By Marie Cocco
WASHINGTON—For weeks after the attacks of Sept. 11, 2001, when images of twisted metal and smoldering debris still filled television screens and the wail of bagpipes at firefighters’ funerals sounded day after day, there was one face that seemed to embody the terror. It was that of Mohamed Atta, ringleader of the suicide hijackers, with his steely eyes and tight lips that appeared to reflect the evil within.
Seven years later, if we were to seek a portrait that is emblematic of the way the United States has tried—and failed—to bring those responsible for the heinous plot to justice, we would have to produce a photograph of Mohammed al-Qahtani.
If such a photo were made public, it would probably show a battered man with signs of diminished mental capacity, a man who authorities concede was so badly abused—those outside the Bush administration call his treatment torture—that he will not be tried by a military commission with other alleged plotters of the 9/11 attacks. The Pentagon has formally dropped charges in the case against Qahtani, conceding that most of the evidence it has came from Qahtani’s own coerced statements, made after abusive interrogations.
“He’s in very poor condition mentally and I would say even physically,” says Gitanjali Gutierrez, a lawyer with the Center for Constitutional Rights who is representing Qahtani in other pending cases. She said she could not be more specific about his condition because the notes she took on her last visit with him at Guantanamo Bay, Cuba, have yet to be declassified.
For years, military and law enforcement authorities have considered Qahtani a prime catch. He was dubbed the “20th hijacker” after it came to light—only after the attack—that he had been stopped by a suspicious immigration inspector at the Orlando, Fla., airport in August 2001 and refused admittance to the United States. Following the attacks, he was caught up in the international sweeps and brought to Guantanamo, where the Bush administration has held hundreds of men it suspects of terrorist ties—without trial or charge, and without showing evidence against them.

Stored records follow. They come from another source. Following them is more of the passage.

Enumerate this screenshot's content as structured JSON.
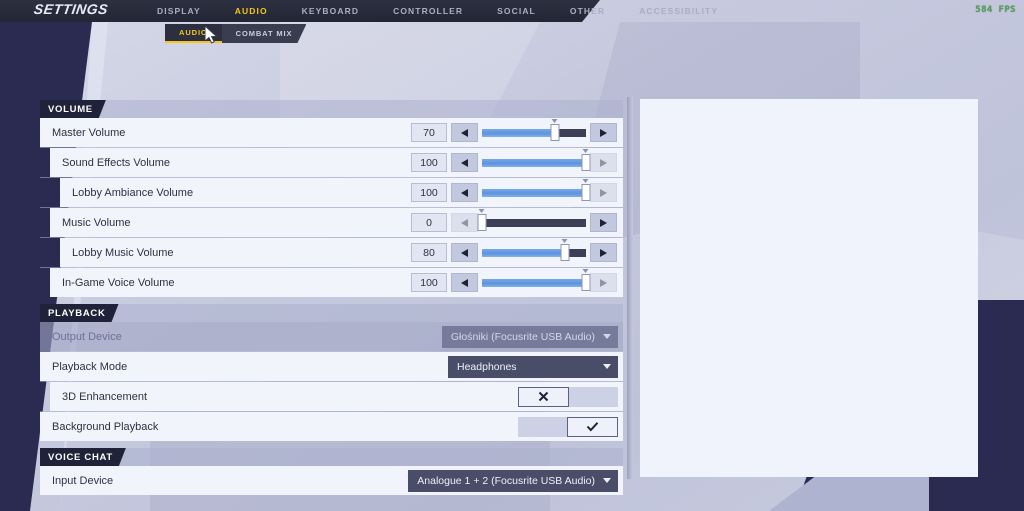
{
  "header": {
    "logo": "SETTINGS",
    "nav": [
      {
        "label": "DISPLAY",
        "active": false
      },
      {
        "label": "AUDIO",
        "active": true
      },
      {
        "label": "KEYBOARD",
        "active": false
      },
      {
        "label": "CONTROLLER",
        "active": false
      },
      {
        "label": "SOCIAL",
        "active": false
      },
      {
        "label": "OTHER",
        "active": false
      },
      {
        "label": "ACCESSIBILITY",
        "active": false
      }
    ],
    "subtabs": [
      {
        "label": "AUDIO",
        "active": true
      },
      {
        "label": "COMBAT MIX",
        "active": false
      }
    ]
  },
  "sections": [
    {
      "title": "VOLUME",
      "rows": [
        {
          "label": "Master Volume",
          "type": "slider",
          "value": "70",
          "percent": 70,
          "indent": 0,
          "disabled": false,
          "left_arrow_enabled": true,
          "right_arrow_enabled": true
        },
        {
          "label": "Sound Effects Volume",
          "type": "slider",
          "value": "100",
          "percent": 100,
          "indent": 1,
          "disabled": false,
          "left_arrow_enabled": true,
          "right_arrow_enabled": false
        },
        {
          "label": "Lobby Ambiance Volume",
          "type": "slider",
          "value": "100",
          "percent": 100,
          "indent": 2,
          "disabled": false,
          "left_arrow_enabled": true,
          "right_arrow_enabled": false
        },
        {
          "label": "Music Volume",
          "type": "slider",
          "value": "0",
          "percent": 0,
          "indent": 1,
          "disabled": false,
          "left_arrow_enabled": false,
          "right_arrow_enabled": true
        },
        {
          "label": "Lobby Music Volume",
          "type": "slider",
          "value": "80",
          "percent": 80,
          "indent": 2,
          "disabled": false,
          "left_arrow_enabled": true,
          "right_arrow_enabled": true
        },
        {
          "label": "In-Game Voice Volume",
          "type": "slider",
          "value": "100",
          "percent": 100,
          "indent": 1,
          "disabled": false,
          "left_arrow_enabled": true,
          "right_arrow_enabled": false
        }
      ]
    },
    {
      "title": "PLAYBACK",
      "rows": [
        {
          "label": "Output Device",
          "type": "dropdown",
          "value": "Głośniki (Focusrite USB Audio)",
          "indent": 0,
          "disabled": true
        },
        {
          "label": "Playback Mode",
          "type": "dropdown",
          "value": "Headphones",
          "indent": 0,
          "disabled": false
        },
        {
          "label": "3D Enhancement",
          "type": "toggle",
          "state": "off",
          "indent": 1,
          "disabled": false
        },
        {
          "label": "Background Playback",
          "type": "toggle",
          "state": "on",
          "indent": 0,
          "disabled": false
        }
      ]
    },
    {
      "title": "VOICE CHAT",
      "rows": [
        {
          "label": "Input Device",
          "type": "dropdown",
          "value": "Analogue 1 + 2 (Focusrite USB Audio)",
          "indent": 0,
          "disabled": false
        }
      ]
    }
  ],
  "overlay": {
    "fps": "584 FPS"
  }
}
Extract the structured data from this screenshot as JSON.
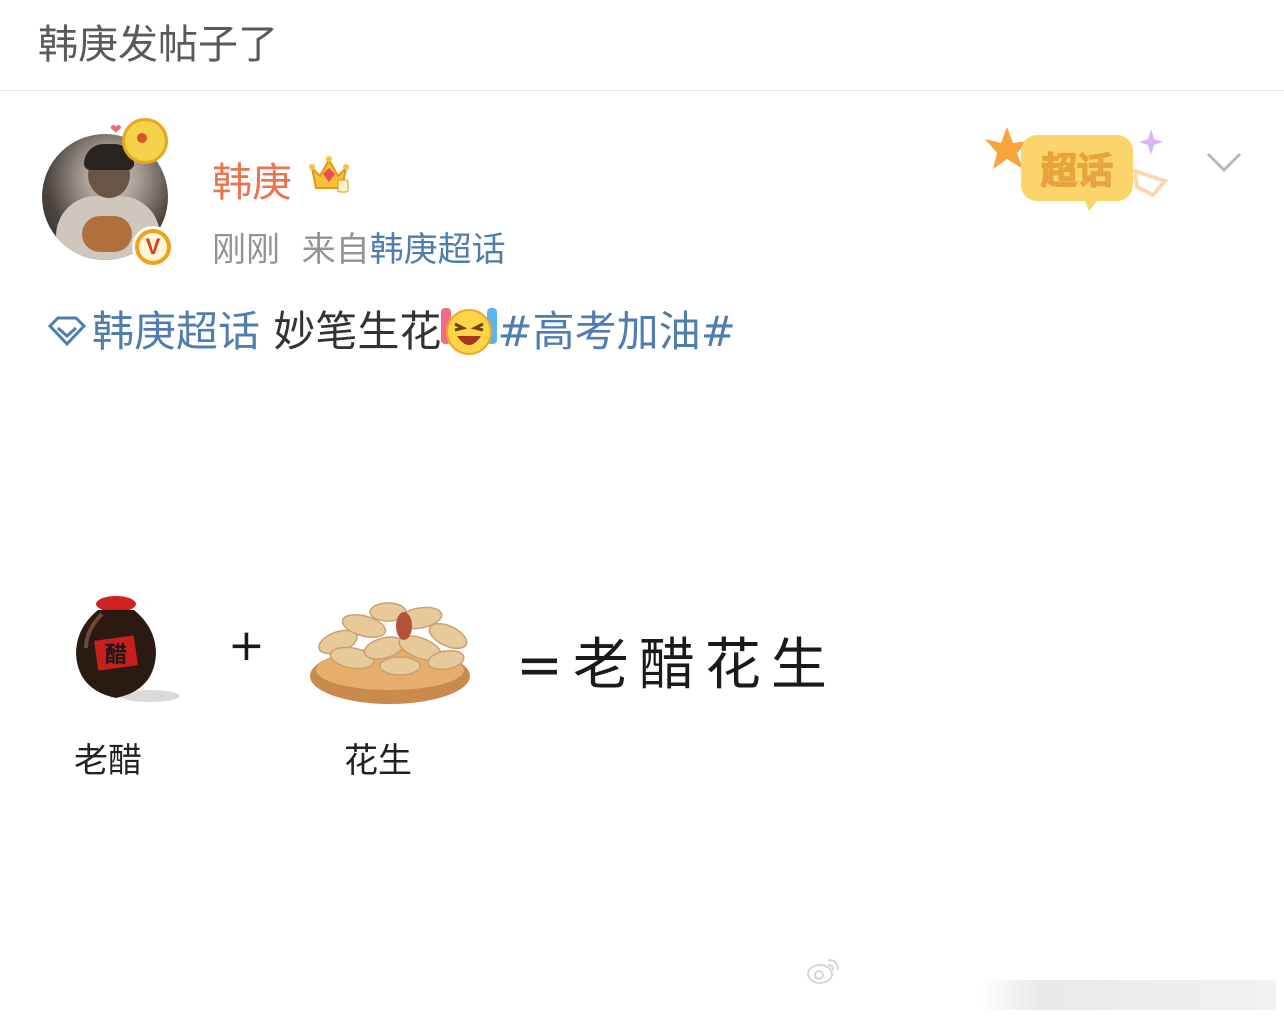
{
  "header": {
    "title": "韩庚发帖子了"
  },
  "post": {
    "username": "韩庚",
    "time": "刚刚",
    "from_prefix": "来自",
    "from_source": "韩庚超话",
    "chaohua_badge": "超话",
    "text": {
      "topic_link": "韩庚超话",
      "body": " 妙笔生花",
      "hashtag": "#高考加油#"
    },
    "image": {
      "plus": "+",
      "equation": "=老醋花生",
      "label_left": "老醋",
      "label_right": "花生",
      "vinegar_jar_text": "醋"
    }
  },
  "icons": {
    "verified": "v-badge-icon",
    "crown": "crown-icon",
    "chevron": "chevron-down-icon",
    "topic": "diamond-icon",
    "emoji": "laughing-emoji-icon",
    "watermark": "weibo-logo-icon"
  },
  "colors": {
    "username": "#eb7350",
    "link": "#507daf",
    "meta": "#939393",
    "badge_bg": "#fbd56b"
  }
}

No case that details Qahtani’s supposed role in the 9/11 plot ever has been presented. But the record of his abuse at the hands of American military interrogators is well known. The 84-page log of his interrogations, posted on the Center for Constitutional Rights’ Web site, reveals that he was deprived of sleep and kept in extreme isolation. He was subjected to forced nudity in front of female interrogators, forced to bark like a dog and dance with a mask on his face, held in stress positions for long periods and placed in tight restraints for months. The aggressive use of dogs against Qahtani and his “intense isolation” so troubled FBI agents in the fall of 2002 that a deputy assistant FBI director later complained to Army officials. “By late November, the detainee was evidencing behavior consistent with extreme psychological trauma (talking to nonexistent people, reporting hearing voices, crouching in a corner of the cell covered with a sheet for hours on end),” T.J. Harrington, the deputy assistant, wrote in a memo. Harrington wondered if the interrogation techniques had been approved by the Defense Department.
We now know, of course, that they were approved by the highest authorities, including Defense Secretary Donald Rumsfeld. A series of legal memos written for the White House sought to justify them as well.
We are months away from the seventh anniversary of the attacks that stunned humanity—and sent the United States on a path to two wars—without having brought to justice a single individual alleged to be directly implicated in the crimes. The cases of five others who are considered to be 9/11 “masterminds” (Qahtani was never put in that category) are only now moving forward in a military commission system that is being challenged on several legal fronts.
As for Qahtani, he is still considered an “enemy combatant” and so can be held at Guantanamo under the Bush administration’s unique theory that it may hold whomever it wants for as long as it wants during the war on terror. American taxpayers pick up the bill for his care and that of about 270 other detainees still at the facility. It is a burden from which the next president may bring us relief, but not absolution for having condoned the unconscionable.
Marie Cocco’s e-mail address is mariecocco(at)washpost.com.
© 2008, Washington Post Writers Group